• Source data:
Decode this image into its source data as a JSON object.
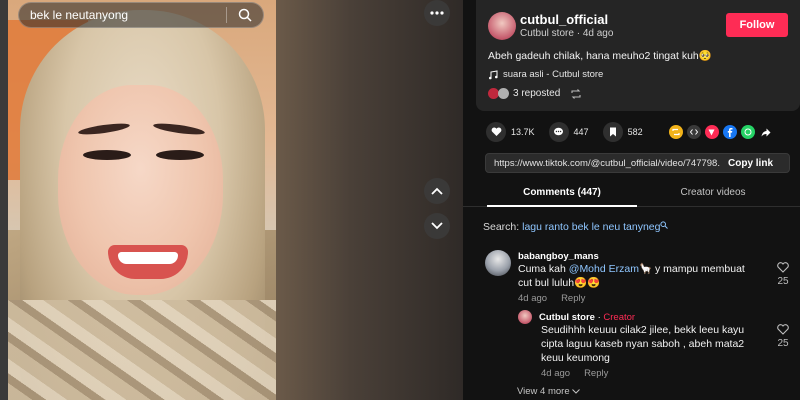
{
  "search": {
    "query": "bek le neutanyong"
  },
  "author": {
    "username": "cutbul_official",
    "display_name": "Cutbul store",
    "time_ago": "4d ago",
    "follow_label": "Follow",
    "caption": "Abeh gadeuh chilak, hana meuho2 tingat kuh🥺",
    "music": "suara asli - Cutbul store",
    "reposted": "3 reposted"
  },
  "stats": {
    "likes": "13.7K",
    "comments": "447",
    "saves": "582"
  },
  "link": {
    "url": "https://www.tiktok.com/@cutbul_official/video/747798...",
    "copy_label": "Copy link"
  },
  "tabs": {
    "comments": "Comments (447)",
    "creator_videos": "Creator videos"
  },
  "comment_search": {
    "prefix": "Search: ",
    "query": "lagu ranto bek le neu tanyneg"
  },
  "comments": [
    {
      "name": "babangboy_mans",
      "before_mention": "Cuma kah ",
      "mention": "@Mohd Erzam",
      "after_mention": "🦙 y mampu membuat",
      "line2": "cut bul luluh😍😍",
      "time": "4d ago",
      "reply_label": "Reply",
      "likes": "25"
    },
    {
      "name": "Cutbul store",
      "separator": " · ",
      "creator_label": "Creator",
      "line1": "Seudihhh keuuu cilak2 jilee, bekk leeu kayu",
      "line2": "cipta laguu kaseb nyan saboh , abeh mata2",
      "line3": "keuu keumong",
      "time": "4d ago",
      "reply_label": "Reply",
      "likes": "25"
    }
  ],
  "view_more": "View 4 more",
  "colors": {
    "accent": "#fe2c55",
    "mention": "#8fc6ff",
    "panel": "#252525"
  }
}
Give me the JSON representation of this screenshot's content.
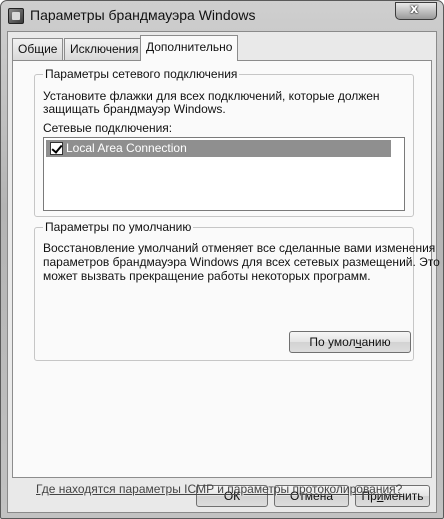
{
  "window": {
    "title": "Параметры брандмауэра Windows",
    "close_label": "x"
  },
  "tabs": [
    {
      "label": "Общие"
    },
    {
      "label": "Исключения"
    },
    {
      "label": "Дополнительно",
      "active": true
    }
  ],
  "network_group": {
    "title": "Параметры сетевого подключения",
    "description_line1": "Установите флажки для всех подключений, которые должен",
    "description_line2": "защищать брандмауэр Windows.",
    "list_label": "Сетевые подключения:",
    "connections": [
      {
        "label": "Local Area Connection",
        "checked": true,
        "selected": true
      }
    ]
  },
  "defaults_group": {
    "title": "Параметры по умолчанию",
    "line1": "Восстановление умолчаний отменяет все сделанные вами изменения",
    "line2": "параметров брандмауэра Windows для всех сетевых размещений. Это",
    "line3": "может вызвать прекращение работы некоторых программ.",
    "button_pre": "По умол",
    "button_accel": "ч",
    "button_post": "анию"
  },
  "link_text": "Где находятся параметры ICMP и параметры протоколирования?",
  "buttons": {
    "ok": "ОК",
    "cancel": "Отмена",
    "apply_pre": "Пр",
    "apply_accel": "и",
    "apply_post": "менить"
  }
}
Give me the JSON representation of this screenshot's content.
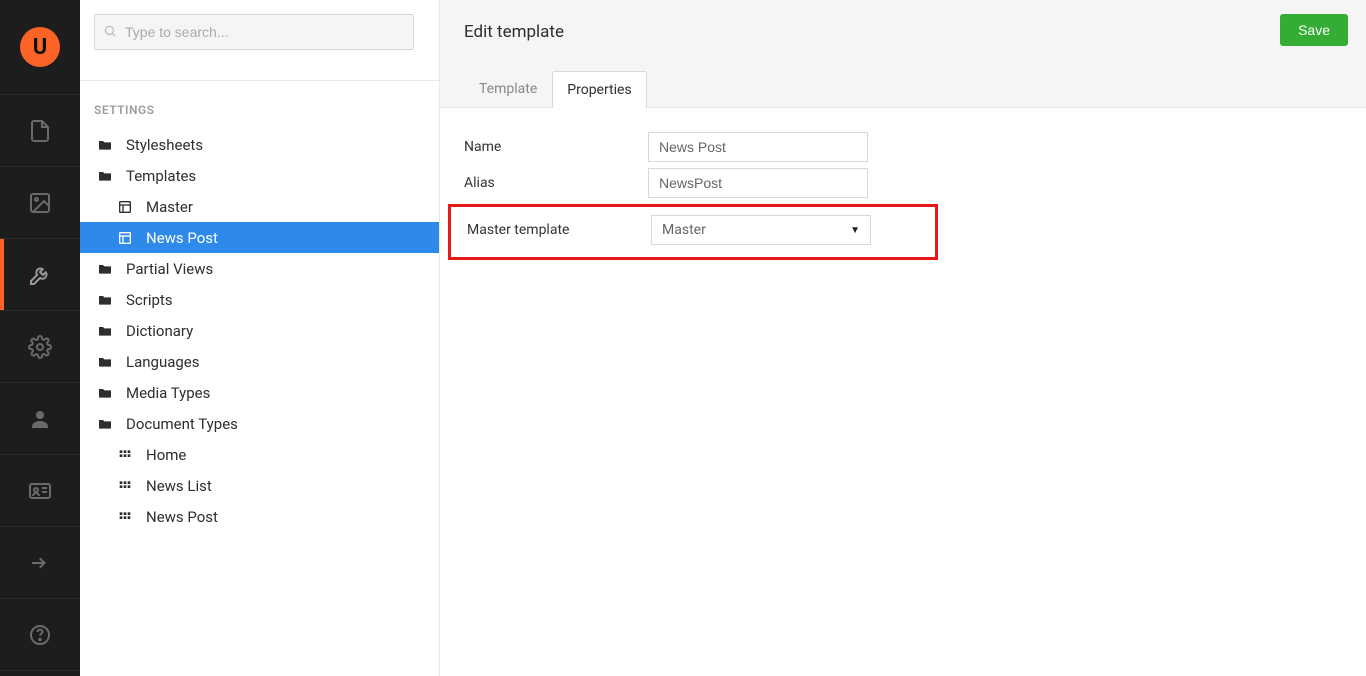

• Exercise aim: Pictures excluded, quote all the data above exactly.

• Output of the task:
Decode this image into its source data as a JSON object.
{
  "search": {
    "query": "bek le neutanyong"
  },
  "author": {
    "username": "cutbul_official",
    "display_name": "Cutbul store",
    "time_ago": "4d ago",
    "follow_label": "Follow",
    "caption": "Abeh gadeuh chilak, hana meuho2 tingat kuh🥺",
    "music": "suara asli - Cutbul store",
    "reposted": "3 reposted"
  },
  "stats": {
    "likes": "13.7K",
    "comments": "447",
    "saves": "582"
  },
  "link": {
    "url": "https://www.tiktok.com/@cutbul_official/video/747798...",
    "copy_label": "Copy link"
  },
  "tabs": {
    "comments": "Comments (447)",
    "creator_videos": "Creator videos"
  },
  "comment_search": {
    "prefix": "Search: ",
    "query": "lagu ranto bek le neu tanyneg"
  },
  "comments": [
    {
      "name": "babangboy_mans",
      "before_mention": "Cuma kah ",
      "mention": "@Mohd Erzam",
      "after_mention": "🦙 y mampu membuat",
      "line2": "cut bul luluh😍😍",
      "time": "4d ago",
      "reply_label": "Reply",
      "likes": "25"
    },
    {
      "name": "Cutbul store",
      "separator": " · ",
      "creator_label": "Creator",
      "line1": "Seudihhh keuuu cilak2 jilee, bekk leeu kayu",
      "line2": "cipta laguu kaseb nyan saboh , abeh mata2",
      "line3": "keuu keumong",
      "time": "4d ago",
      "reply_label": "Reply",
      "likes": "25"
    }
  ],
  "view_more": "View 4 more",
  "colors": {
    "accent": "#fe2c55",
    "mention": "#8fc6ff",
    "panel": "#252525"
  }
}
Give me the JSON representation of this screenshot's content.
{
  "window": {
    "title": "Параметры брандмауэра Windows",
    "close_label": "x"
  },
  "tabs": [
    {
      "label": "Общие"
    },
    {
      "label": "Исключения"
    },
    {
      "label": "Дополнительно",
      "active": true
    }
  ],
  "network_group": {
    "title": "Параметры сетевого подключения",
    "description_line1": "Установите флажки для всех подключений, которые должен",
    "description_line2": "защищать брандмауэр Windows.",
    "list_label": "Сетевые подключения:",
    "connections": [
      {
        "label": "Local Area Connection",
        "checked": true,
        "selected": true
      }
    ]
  },
  "defaults_group": {
    "title": "Параметры по умолчанию",
    "line1": "Восстановление умолчаний отменяет все сделанные вами изменения",
    "line2": "параметров брандмауэра Windows для всех сетевых размещений. Это",
    "line3": "может вызвать прекращение работы некоторых программ.",
    "button_pre": "По умол",
    "button_accel": "ч",
    "button_post": "анию"
  },
  "link_text": "Где находятся параметры ICMP и параметры протоколирования?",
  "buttons": {
    "ok": "ОК",
    "cancel": "Отмена",
    "apply_pre": "Пр",
    "apply_accel": "и",
    "apply_post": "менить"
  }
}
Give me the JSON representation of this screenshot's content.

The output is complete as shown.